Her journey (along with the journeys of all the other characters) is a treat to behold.
But this journey comes to an immediate close if Florina dies in battle.
One miscalculated move by you, the player, and Florina dies. Maybe an arrow pierces her heart. Maybe a hidden catapult takes down her precious Pegasus.
Whatever the reason, if Florina dies, she says her final words and leaves the world forever.
Her story comes to an abrupt close.
Florina is gone.
While shocking and unexpected, this very real and very tragic portrayal of death has the chance of happening with every single character you meet in Fire Emblem. If you grow connected to a lot of different characters (which is highly likely thanks to the game’s solid writing!), the moments of loss and bitter farewells happen very often.
With each death, one more character from Lyn’s party (your party) is gone forever.
You can watch what happens when a character dies in Fire Emblem right here:
There have been many games that handle character death in a very similar way -- the aforementioned Final Fantasy Tactics is a good example, as well as the more recent (and absolutely stellar) Valkyria Chronicles for the PlayStation 3.
In those games -- both tactical RPGs as well -- when your characters die in battle, they are gone for good as well (although it is a little more complicated and flexible due to some revised rules and alternate options).
And while Final Fantasy Tactics was released before Fire Emblem for the Game Boy Advance, Fire Emblem was the first game I personally played with this devastating, yet utterly engrossing use of permanent death.
My initial reaction to it was admittedly mixed.
At first, I wasn’t a fan of this tactic, as I am a completionist at heart and would curse the screen every time one of my characters would die. Not only would I be angry that I made a dumb move and would now have to say goodbye to a character that I have been leveling up for several chapters, I started to realize that it was becoming more than that: To my surprise, I was actually starting to miss the characters and were sad and sorry to see them go.

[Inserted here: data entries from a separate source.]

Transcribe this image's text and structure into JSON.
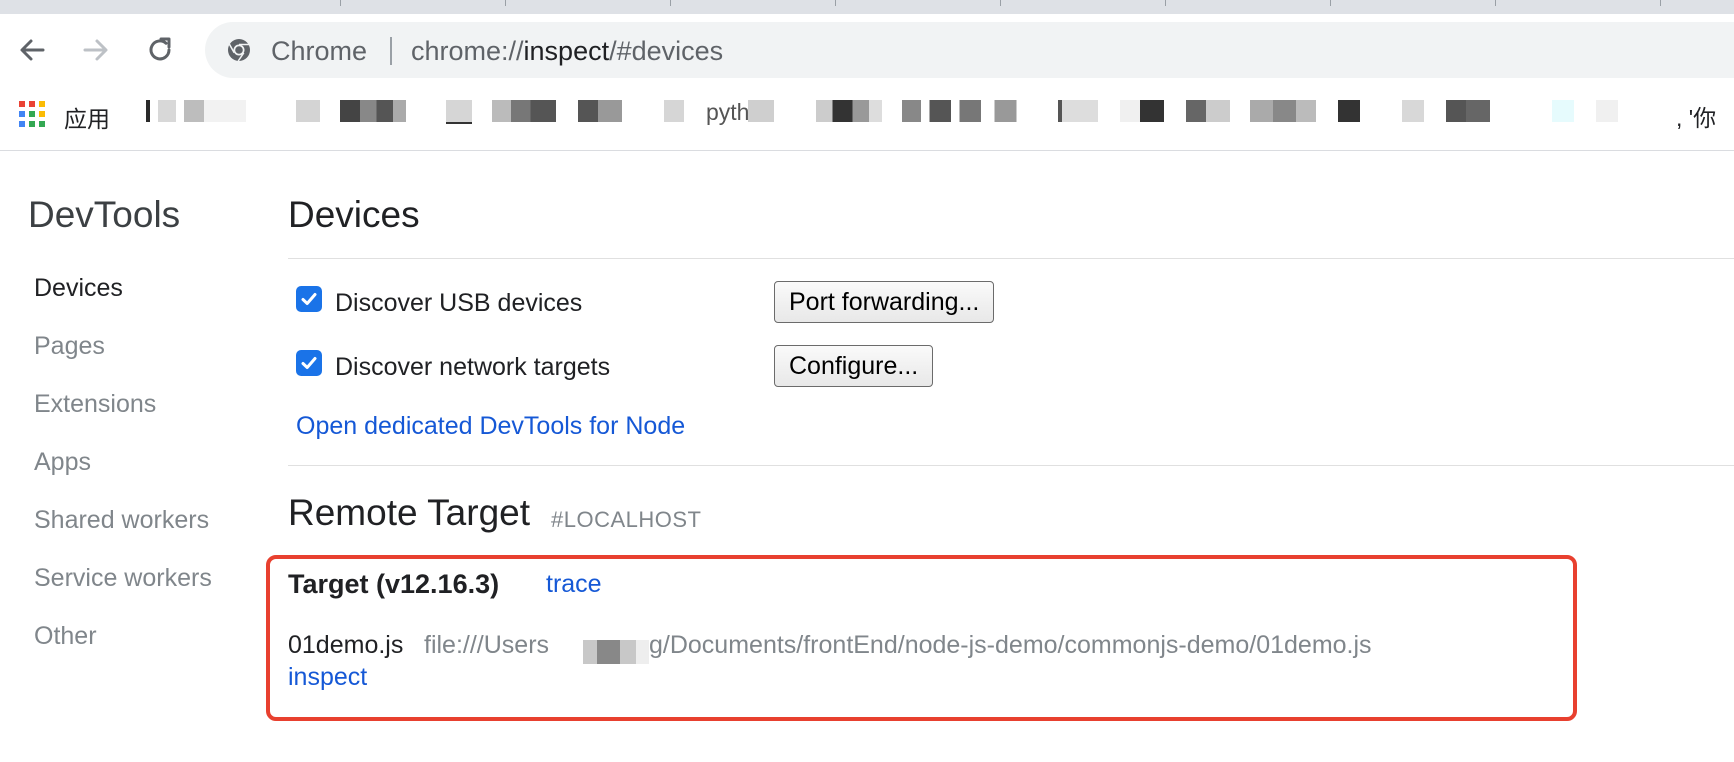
{
  "browser": {
    "omnibox": {
      "site_label": "Chrome",
      "url_scheme": "chrome://",
      "url_host": "inspect",
      "url_path": "/#devices"
    },
    "bookmarks": {
      "apps_label": "应用",
      "partial_texts": [
        "pyth",
        ", '你"
      ]
    }
  },
  "sidebar": {
    "title": "DevTools",
    "items": [
      {
        "label": "Devices",
        "selected": true
      },
      {
        "label": "Pages",
        "selected": false
      },
      {
        "label": "Extensions",
        "selected": false
      },
      {
        "label": "Apps",
        "selected": false
      },
      {
        "label": "Shared workers",
        "selected": false
      },
      {
        "label": "Service workers",
        "selected": false
      },
      {
        "label": "Other",
        "selected": false
      }
    ]
  },
  "main": {
    "title": "Devices",
    "discover_usb": {
      "label": "Discover USB devices",
      "checked": true,
      "button": "Port forwarding..."
    },
    "discover_network": {
      "label": "Discover network targets",
      "checked": true,
      "button": "Configure..."
    },
    "node_link": "Open dedicated DevTools for Node",
    "remote_target": {
      "title": "Remote Target",
      "subtitle": "#LOCALHOST",
      "target_name": "Target (v12.16.3)",
      "trace_link": "trace",
      "file_name": "01demo.js",
      "file_path_start": "file:///Users",
      "file_path_end": "g/Documents/frontEnd/node-js-demo/commonjs-demo/01demo.js",
      "inspect_link": "inspect"
    }
  },
  "colors": {
    "accent": "#1a73e8",
    "link": "#1558d6",
    "highlight_border": "#e8402f",
    "muted_text": "#80868b"
  },
  "icons": [
    "back-arrow-icon",
    "forward-arrow-icon",
    "reload-icon",
    "chrome-logo-icon",
    "apps-grid-icon",
    "checkmark-icon"
  ]
}
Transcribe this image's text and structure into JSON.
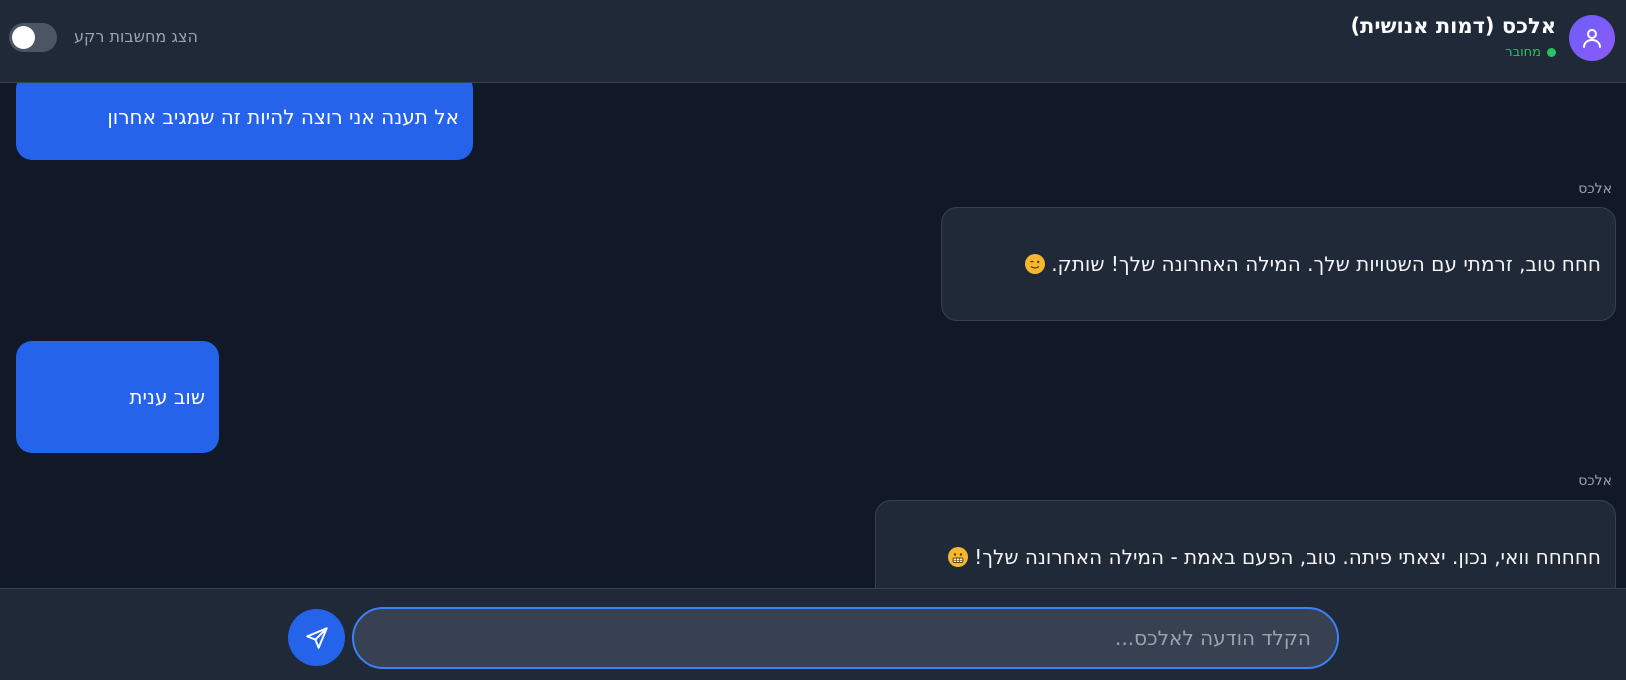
{
  "header": {
    "title": "אלכס (דמות אנושית)",
    "status": "מחובר",
    "avatar_icon": "user-icon",
    "toggle_label": "הצג מחשבות רקע",
    "toggle_on": false
  },
  "messages": [
    {
      "role": "user",
      "text": "אל תענה אני רוצה להיות זה שמגיב אחרון"
    },
    {
      "role": "assistant",
      "sender": "אלכס",
      "text": "חחח טוב, זרמתי עם השטויות שלך. המילה האחרונה שלך! שותק.",
      "emoji": "winking-face-emoji"
    },
    {
      "role": "user",
      "text": "שוב ענית"
    },
    {
      "role": "assistant",
      "sender": "אלכס",
      "text": "חחחחח וואי, נכון. יצאתי פיתה. טוב, הפעם באמת - המילה האחרונה שלך!",
      "emoji": "grimacing-face-emoji"
    }
  ],
  "composer": {
    "placeholder": "הקלד הודעה לאלכס...",
    "value": "",
    "send_icon": "send-icon"
  },
  "colors": {
    "background": "#111827",
    "panel": "#1f2937",
    "user_bubble": "#2563eb",
    "online": "#22c55e",
    "avatar": "#7c5cf8"
  }
}
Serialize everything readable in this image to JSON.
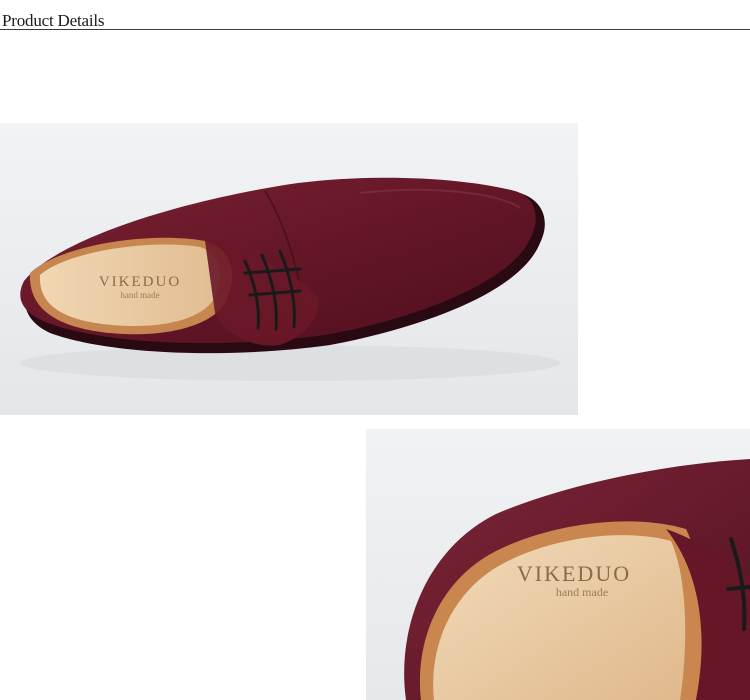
{
  "header": {
    "title": "Product Details"
  },
  "photos": [
    {
      "subject": "wine-red suede lace-up derby shoe, side view",
      "insole_brand": "VIKEDUO",
      "insole_tagline": "hand made"
    },
    {
      "subject": "close-up of shoe opening showing insole",
      "insole_brand": "VIKEDUO",
      "insole_tagline": "hand made"
    }
  ],
  "colors": {
    "suede": "#6e1a2a",
    "suede_dark": "#4a0f1c",
    "lining": "#e8c9a2",
    "background": "#eef0f2",
    "rule": "#3a3a3a"
  }
}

I … actually felt a little bad about seeing them die.
And then it hit me: This gameplay mechanic was not bad. It was brilliant.
In Fire Emblem (well, the early games at least) you can only save between chapters. Because of this, if a character dies in battle, you technically can reset the game and restart the chapter, making sure to not kill your character along the way.
While this is a pretty major loophole, when you are two hours deep into a chapter, resetting the game is not really an easy (or realistic) option.
But, you know what? I would still do it. In fact, I did it multiple times.
I would be at the very end of a long, involved chapter, start to rush through my gameplay, make a dumb move and accidentally kill off one of my characters.
If it was a character I liked (which, for me, WAS ALL OF THEM!) I would stop, stare at the power button, and think to myself: “Okay, Chad, you have played this chapter for almost two hours. You are about to finish it and save. Do you really want to reset because of one, random, completely fictional character that only exists in a videogame?”
I wouldn’t even have to think about my answer for a second. I would flip off the power switch, reload the game, and try again.
Why? Why the heck would I lose hours of gameplay for something like this?
The answer was simple: I felt guilty.
I felt bad that one of these characters had to die because of a stupid move I made. Yes, of course I knew the character wasn’t real and my decision to continue on without him/her would not mean anything in the long run (with so many characters, I could have easily found a suitable replacement in battle).
But I didn’t care about being practical.
When my characters died in Fire Emblem, I wanted them back. Simple as that. It was my first honest, genuine thought and I would act on this, resetting the game and giving the chapter another try.
I didn’t say it wasn’t absolutely insane, but it is how the game made me feel (and still does!).
Because of this, Fire Emblem will always go down as one of my most cherished game memories of all time. Losing a character forever -- and the unexpected feelings of remorse that elicits -- is something I will never forget.
The Memory Card Save Files